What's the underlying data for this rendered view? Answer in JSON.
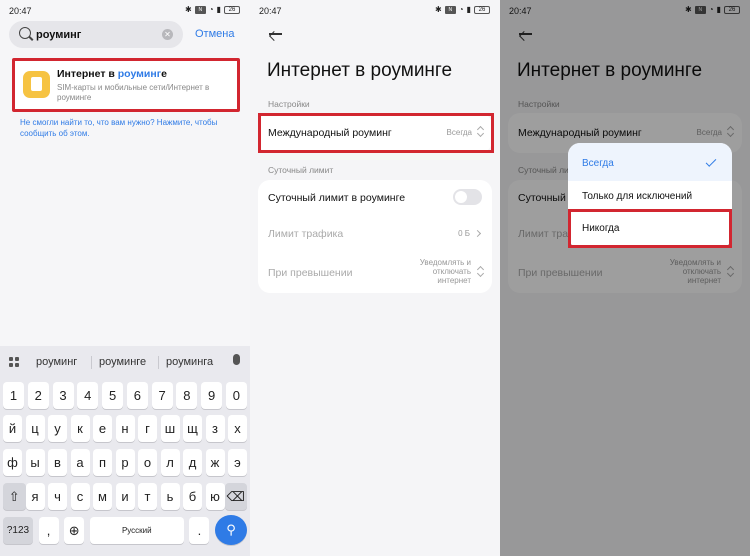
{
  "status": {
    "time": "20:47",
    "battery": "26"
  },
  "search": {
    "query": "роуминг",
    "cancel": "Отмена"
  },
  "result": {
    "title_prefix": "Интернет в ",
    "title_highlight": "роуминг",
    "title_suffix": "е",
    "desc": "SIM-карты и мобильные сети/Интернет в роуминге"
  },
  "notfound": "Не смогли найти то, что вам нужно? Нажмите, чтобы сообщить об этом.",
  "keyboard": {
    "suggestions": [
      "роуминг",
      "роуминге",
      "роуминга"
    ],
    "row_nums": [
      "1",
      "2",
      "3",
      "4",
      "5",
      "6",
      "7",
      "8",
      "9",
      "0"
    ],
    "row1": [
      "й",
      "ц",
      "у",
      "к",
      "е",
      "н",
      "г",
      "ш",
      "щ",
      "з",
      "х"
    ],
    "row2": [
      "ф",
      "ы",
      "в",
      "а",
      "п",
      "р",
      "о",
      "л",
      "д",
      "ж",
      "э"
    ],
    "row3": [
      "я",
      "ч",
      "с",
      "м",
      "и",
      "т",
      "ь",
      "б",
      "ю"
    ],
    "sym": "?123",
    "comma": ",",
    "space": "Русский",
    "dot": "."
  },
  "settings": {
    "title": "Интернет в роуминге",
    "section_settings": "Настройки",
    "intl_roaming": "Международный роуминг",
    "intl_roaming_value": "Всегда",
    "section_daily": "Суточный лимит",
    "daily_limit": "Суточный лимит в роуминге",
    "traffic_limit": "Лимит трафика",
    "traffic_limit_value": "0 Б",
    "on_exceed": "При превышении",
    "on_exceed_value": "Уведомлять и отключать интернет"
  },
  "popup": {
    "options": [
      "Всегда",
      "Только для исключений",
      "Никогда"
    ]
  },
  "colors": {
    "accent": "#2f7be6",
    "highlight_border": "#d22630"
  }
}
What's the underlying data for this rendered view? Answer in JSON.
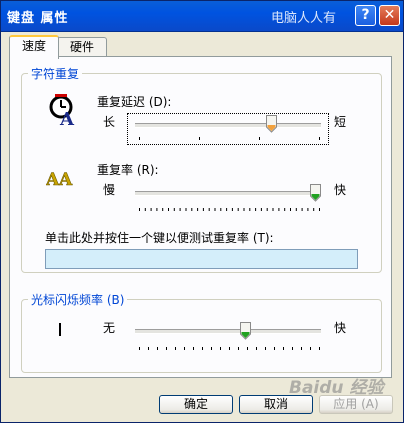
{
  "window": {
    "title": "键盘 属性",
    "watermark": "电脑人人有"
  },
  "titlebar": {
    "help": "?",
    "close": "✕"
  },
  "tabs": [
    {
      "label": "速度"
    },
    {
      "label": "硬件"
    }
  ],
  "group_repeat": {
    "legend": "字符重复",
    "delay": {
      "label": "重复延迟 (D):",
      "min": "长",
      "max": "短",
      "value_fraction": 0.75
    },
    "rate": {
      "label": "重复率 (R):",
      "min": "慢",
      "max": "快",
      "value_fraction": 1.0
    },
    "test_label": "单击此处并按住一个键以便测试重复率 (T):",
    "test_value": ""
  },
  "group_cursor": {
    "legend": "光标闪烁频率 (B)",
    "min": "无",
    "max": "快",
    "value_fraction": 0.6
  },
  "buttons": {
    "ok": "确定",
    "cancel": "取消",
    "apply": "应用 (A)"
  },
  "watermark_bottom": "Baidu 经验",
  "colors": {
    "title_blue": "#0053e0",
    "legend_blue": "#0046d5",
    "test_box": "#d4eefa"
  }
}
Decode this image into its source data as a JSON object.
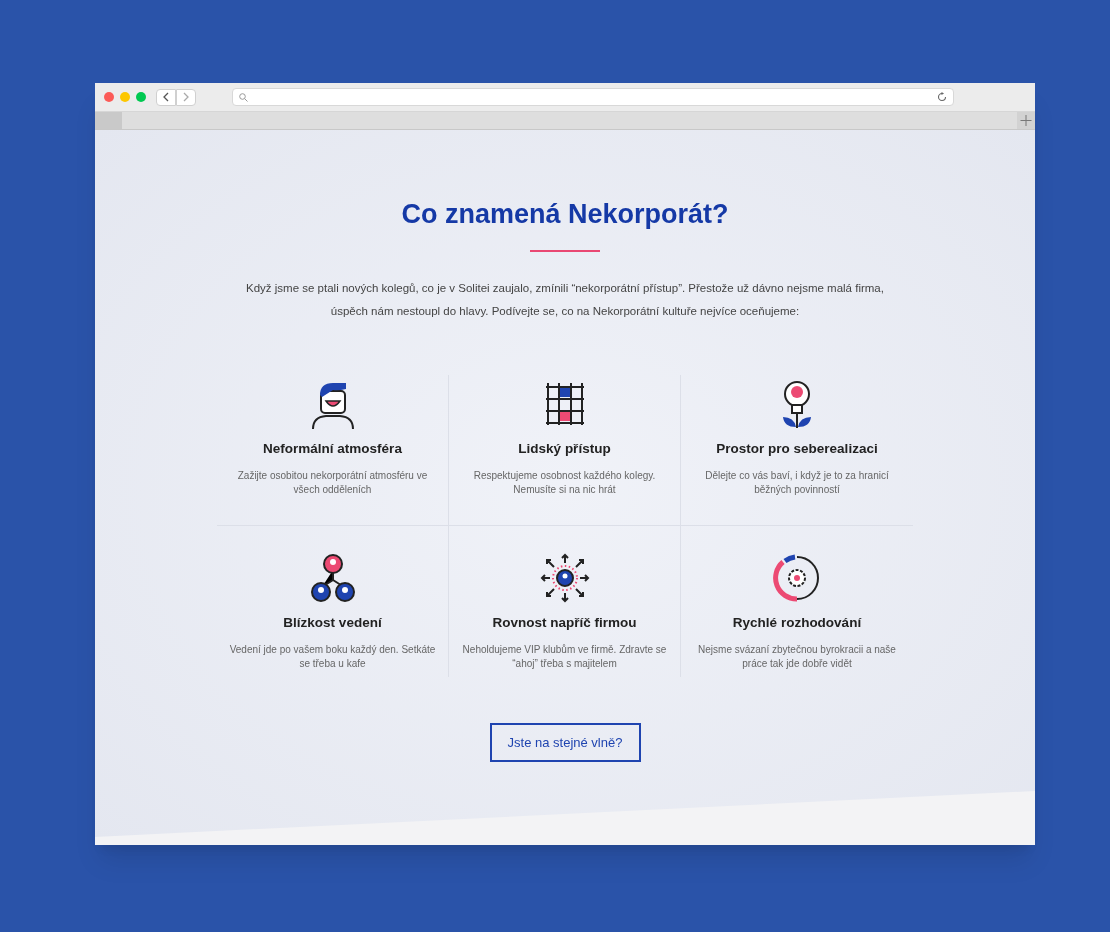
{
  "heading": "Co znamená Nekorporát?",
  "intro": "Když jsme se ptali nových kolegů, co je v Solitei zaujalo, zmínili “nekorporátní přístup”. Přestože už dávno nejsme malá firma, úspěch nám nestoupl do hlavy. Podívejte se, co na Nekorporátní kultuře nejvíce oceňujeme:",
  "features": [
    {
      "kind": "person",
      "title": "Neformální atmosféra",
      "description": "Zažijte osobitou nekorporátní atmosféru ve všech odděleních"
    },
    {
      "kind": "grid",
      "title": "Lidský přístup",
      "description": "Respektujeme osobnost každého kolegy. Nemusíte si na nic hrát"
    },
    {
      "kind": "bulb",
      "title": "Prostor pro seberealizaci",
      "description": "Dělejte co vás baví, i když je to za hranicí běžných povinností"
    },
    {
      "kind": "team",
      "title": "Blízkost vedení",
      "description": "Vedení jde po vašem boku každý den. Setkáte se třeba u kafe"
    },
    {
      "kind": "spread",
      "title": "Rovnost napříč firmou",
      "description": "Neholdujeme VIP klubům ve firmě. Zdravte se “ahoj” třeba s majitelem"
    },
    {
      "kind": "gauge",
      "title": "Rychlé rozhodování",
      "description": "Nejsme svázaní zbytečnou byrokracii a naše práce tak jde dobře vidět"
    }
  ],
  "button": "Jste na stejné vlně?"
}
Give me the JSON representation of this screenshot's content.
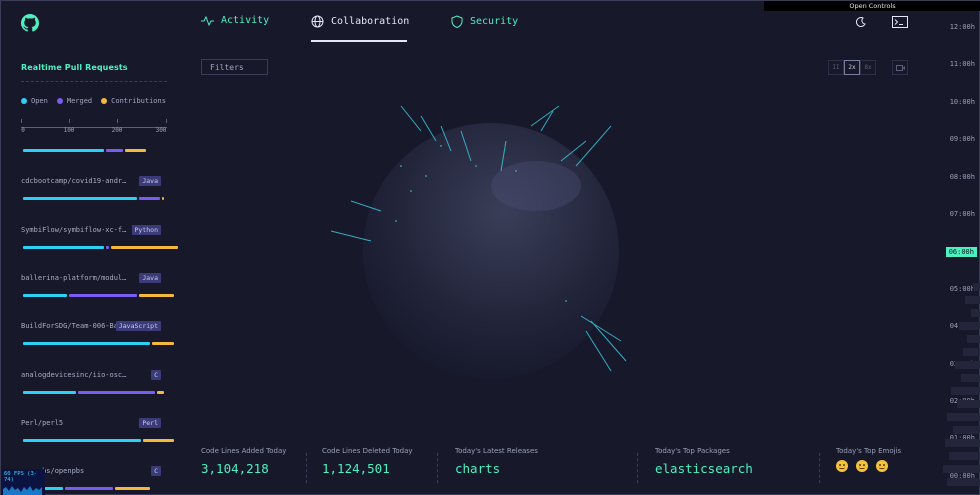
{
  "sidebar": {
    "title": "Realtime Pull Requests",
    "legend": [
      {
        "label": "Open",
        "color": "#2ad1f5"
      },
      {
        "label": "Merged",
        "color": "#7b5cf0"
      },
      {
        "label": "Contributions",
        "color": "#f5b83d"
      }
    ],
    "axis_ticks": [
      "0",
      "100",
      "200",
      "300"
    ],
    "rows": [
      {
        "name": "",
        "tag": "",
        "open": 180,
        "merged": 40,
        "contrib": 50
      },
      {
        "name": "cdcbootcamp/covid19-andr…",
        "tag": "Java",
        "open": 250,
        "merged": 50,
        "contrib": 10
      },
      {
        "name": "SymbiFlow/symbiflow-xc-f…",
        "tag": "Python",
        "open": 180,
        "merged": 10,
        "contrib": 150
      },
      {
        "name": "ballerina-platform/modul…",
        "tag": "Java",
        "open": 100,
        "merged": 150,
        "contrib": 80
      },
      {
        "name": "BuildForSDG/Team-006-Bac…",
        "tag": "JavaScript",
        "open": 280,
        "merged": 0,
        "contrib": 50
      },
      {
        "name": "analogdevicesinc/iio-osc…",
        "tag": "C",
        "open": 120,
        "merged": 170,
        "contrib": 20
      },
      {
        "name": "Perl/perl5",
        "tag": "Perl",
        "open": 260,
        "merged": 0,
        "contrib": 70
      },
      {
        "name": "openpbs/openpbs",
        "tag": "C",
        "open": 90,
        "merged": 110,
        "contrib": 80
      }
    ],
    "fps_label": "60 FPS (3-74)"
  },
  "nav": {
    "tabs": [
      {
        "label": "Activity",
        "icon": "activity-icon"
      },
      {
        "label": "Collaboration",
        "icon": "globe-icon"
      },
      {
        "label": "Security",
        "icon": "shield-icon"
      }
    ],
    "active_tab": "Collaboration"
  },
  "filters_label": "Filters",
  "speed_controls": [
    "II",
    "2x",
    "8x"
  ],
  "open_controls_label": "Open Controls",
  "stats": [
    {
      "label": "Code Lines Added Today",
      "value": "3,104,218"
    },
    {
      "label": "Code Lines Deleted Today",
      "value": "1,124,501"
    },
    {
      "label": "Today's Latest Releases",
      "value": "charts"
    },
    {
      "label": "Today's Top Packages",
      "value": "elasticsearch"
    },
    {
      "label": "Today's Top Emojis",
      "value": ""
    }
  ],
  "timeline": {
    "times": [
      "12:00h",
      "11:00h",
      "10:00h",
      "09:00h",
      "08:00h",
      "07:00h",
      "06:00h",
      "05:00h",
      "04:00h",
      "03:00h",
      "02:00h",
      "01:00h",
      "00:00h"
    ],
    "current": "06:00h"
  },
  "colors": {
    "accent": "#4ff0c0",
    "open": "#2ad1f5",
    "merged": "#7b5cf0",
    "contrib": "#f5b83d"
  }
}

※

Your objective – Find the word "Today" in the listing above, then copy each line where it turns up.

Task answer –
      "label": "Code Lines Added Today",
      "label": "Code Lines Deleted Today",
      "label": "Today's Latest Releases",
      "label": "Today's Top Packages",
      "label": "Today's Top Emojis",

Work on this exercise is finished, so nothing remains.